Sometimes getting around isn’t that easy. An injury, joint pain, or trouble with balance can all limit the motivation to get up and live your life. When your mobility is limited, you can’t move around your home or neighborhood, and it becomes increasingly challenging to stay engaged with the people and things that make life worth living. And because of pride, many avoid using devices that can improve their quality of life by providing the support they need to get around.
If you’re having mobility trouble, you’ve got options. These devices can help you stay active, enjoy your life, and battle against the effects of aging.
Walking poles are great for people who could use a little bit of stability or better posture. They are essentially ski poles for the street and most commonly used by people trekking through the woods. However, they have are practical to use. They are a good option for people looking to take a little bit of weight off their knees and hips.
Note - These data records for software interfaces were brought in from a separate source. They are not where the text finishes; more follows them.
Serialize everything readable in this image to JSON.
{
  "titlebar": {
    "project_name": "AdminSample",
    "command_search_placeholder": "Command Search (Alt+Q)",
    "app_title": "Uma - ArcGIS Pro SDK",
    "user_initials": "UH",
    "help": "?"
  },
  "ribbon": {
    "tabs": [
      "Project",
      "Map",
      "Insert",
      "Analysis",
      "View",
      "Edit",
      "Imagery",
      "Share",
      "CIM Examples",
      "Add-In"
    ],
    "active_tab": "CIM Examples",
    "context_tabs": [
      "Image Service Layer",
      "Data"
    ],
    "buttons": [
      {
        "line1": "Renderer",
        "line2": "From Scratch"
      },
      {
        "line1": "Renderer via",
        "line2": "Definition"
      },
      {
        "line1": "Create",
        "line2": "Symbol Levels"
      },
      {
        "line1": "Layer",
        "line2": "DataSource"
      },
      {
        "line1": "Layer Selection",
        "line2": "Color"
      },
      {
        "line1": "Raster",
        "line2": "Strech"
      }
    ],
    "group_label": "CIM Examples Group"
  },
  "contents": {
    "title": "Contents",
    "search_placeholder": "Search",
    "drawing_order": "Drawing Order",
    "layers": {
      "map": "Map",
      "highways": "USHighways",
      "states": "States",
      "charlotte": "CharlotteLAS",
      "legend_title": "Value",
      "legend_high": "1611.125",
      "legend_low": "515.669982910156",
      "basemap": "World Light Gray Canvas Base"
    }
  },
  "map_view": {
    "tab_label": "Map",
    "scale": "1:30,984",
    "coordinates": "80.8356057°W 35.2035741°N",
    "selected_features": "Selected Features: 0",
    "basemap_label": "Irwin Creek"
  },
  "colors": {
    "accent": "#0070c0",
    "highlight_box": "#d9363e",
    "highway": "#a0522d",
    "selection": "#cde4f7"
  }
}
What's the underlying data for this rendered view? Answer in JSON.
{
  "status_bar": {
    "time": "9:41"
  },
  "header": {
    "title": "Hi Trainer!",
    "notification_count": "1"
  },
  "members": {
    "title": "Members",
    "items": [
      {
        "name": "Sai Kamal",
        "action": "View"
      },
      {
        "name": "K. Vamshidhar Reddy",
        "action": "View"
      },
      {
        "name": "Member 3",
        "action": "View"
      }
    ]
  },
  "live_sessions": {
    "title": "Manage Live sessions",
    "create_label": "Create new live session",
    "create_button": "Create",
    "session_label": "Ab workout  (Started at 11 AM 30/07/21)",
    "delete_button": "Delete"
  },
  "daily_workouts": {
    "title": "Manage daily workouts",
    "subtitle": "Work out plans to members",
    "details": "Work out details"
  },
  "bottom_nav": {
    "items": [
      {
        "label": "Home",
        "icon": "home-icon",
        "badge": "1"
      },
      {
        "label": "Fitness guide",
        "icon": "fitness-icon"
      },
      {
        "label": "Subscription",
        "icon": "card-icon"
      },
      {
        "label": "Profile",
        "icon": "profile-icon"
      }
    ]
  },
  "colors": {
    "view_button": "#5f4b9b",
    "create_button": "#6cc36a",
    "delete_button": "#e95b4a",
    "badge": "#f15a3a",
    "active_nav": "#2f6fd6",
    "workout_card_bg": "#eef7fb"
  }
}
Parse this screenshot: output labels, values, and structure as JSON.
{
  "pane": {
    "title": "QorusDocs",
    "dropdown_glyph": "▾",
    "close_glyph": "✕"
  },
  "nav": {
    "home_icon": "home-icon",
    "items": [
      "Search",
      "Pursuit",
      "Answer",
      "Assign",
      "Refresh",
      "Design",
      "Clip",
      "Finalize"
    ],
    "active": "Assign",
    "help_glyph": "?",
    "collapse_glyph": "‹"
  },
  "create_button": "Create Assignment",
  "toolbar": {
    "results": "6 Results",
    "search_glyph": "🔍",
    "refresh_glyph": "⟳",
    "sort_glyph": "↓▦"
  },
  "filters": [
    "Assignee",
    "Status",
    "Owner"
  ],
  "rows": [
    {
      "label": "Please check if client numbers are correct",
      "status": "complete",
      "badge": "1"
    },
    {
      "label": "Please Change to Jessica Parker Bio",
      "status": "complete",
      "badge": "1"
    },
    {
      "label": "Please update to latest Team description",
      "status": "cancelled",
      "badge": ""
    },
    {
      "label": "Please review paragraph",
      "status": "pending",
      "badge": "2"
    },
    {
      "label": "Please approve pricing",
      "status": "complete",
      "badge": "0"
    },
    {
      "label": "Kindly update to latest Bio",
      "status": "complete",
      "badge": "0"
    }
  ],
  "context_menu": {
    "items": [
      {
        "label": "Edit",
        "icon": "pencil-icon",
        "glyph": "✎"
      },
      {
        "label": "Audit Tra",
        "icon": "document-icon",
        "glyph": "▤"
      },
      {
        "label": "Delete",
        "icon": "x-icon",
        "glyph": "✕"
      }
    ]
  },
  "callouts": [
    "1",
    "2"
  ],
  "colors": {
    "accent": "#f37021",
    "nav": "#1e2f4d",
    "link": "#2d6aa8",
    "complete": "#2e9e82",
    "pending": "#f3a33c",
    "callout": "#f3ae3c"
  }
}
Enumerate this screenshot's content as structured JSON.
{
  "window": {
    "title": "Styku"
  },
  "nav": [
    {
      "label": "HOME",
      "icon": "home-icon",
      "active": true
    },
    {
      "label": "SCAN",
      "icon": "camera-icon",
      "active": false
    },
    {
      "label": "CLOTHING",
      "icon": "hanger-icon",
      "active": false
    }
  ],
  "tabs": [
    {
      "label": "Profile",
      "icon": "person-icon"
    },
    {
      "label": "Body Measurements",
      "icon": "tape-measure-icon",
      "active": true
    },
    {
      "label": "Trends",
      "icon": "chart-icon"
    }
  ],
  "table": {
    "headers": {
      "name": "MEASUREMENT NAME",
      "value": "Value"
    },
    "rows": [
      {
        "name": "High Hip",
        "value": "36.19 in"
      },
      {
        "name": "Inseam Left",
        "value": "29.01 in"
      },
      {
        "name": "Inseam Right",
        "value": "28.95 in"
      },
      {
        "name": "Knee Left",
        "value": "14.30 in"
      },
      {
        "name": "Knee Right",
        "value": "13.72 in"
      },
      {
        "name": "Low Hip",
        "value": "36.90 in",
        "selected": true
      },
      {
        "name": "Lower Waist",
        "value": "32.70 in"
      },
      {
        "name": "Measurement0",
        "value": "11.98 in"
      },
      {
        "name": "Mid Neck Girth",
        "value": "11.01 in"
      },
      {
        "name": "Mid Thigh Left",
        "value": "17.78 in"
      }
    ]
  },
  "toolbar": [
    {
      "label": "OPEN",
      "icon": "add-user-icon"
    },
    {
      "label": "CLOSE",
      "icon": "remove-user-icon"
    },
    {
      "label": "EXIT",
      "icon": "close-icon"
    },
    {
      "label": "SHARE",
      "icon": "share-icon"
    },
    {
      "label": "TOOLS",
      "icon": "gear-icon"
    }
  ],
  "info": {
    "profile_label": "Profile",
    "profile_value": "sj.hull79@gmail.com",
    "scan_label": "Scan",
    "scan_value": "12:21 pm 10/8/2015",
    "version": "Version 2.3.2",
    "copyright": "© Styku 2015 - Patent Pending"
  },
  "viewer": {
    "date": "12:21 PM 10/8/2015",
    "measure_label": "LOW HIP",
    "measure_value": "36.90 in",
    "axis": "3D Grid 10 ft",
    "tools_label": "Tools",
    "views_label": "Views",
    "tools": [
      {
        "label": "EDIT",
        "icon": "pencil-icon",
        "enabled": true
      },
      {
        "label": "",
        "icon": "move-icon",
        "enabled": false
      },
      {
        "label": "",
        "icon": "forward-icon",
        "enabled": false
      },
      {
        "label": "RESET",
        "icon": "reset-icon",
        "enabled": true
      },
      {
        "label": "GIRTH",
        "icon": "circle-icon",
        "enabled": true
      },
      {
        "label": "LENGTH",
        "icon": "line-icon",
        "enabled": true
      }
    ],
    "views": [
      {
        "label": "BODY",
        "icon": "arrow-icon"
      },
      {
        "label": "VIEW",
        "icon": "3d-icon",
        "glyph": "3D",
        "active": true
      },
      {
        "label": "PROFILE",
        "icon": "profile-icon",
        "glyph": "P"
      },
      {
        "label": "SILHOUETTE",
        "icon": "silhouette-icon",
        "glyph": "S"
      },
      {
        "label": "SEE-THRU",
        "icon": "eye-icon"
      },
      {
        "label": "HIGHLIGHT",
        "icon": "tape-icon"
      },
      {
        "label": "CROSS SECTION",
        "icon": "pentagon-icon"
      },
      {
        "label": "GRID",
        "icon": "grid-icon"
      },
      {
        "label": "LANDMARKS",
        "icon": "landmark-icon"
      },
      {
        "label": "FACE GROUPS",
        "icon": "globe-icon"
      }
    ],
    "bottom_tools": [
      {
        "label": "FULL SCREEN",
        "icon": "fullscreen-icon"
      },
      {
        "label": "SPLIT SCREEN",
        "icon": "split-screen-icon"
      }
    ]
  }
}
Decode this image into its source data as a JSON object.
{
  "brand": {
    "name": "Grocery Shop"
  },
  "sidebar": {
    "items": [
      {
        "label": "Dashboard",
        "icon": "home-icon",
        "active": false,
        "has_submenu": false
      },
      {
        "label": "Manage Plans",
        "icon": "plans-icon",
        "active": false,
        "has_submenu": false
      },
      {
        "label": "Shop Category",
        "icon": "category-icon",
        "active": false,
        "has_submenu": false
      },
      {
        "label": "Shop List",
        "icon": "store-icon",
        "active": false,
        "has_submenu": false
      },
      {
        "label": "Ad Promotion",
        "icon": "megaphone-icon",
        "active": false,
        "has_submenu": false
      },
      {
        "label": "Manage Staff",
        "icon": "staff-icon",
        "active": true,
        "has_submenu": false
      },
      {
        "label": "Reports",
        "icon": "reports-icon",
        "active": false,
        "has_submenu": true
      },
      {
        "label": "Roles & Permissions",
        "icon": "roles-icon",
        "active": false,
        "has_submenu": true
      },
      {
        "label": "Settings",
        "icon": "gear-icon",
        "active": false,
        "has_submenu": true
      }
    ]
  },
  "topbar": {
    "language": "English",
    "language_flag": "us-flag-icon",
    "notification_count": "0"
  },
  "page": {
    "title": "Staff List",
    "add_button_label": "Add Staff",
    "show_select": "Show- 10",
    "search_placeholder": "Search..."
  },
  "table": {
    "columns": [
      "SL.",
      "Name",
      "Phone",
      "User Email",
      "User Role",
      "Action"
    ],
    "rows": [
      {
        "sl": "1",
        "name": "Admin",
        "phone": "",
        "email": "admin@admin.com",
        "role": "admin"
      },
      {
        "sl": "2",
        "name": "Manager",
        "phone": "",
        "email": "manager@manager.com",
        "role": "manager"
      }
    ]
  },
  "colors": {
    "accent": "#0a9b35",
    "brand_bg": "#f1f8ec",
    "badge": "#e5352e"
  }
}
A walking stick is another tool that can aid with mobility. Like walking poles, sticks don’t provide a lot of support, but they can help navigate terrain and encourage firm footing. A walking stick may service people with neuropathy or sensory problems in the feet.
Canes can also be helpful in several ways for people with varying levels of mobility problems. Standard U-shaped canes can help with balance but cannot bear much weight. Offset canes have a flat handle and bend outwards, shifting weight from the wrist to forearm if grip strength is an issue. These canes can bear more weight than a standard cane. Tripod canes are also available and are useful for people who have experienced an injury or cannot bear weight on a leg. These canes can typically stand on their own.
Walkers are the most complex and supportive mobility device. They take some getting used to as they will impact the way you walk; however, they can bear all of your weight and offer plenty of support. Some are even equipped with a chair to provide some accessible rest if needed.
All of these options can address a multitude of mobility issues and restore a higher quality of life. Some may take fitting or adjusting, perhaps even a lesson, but after a brief learning curve, you can get back out and lead the life you want to lead.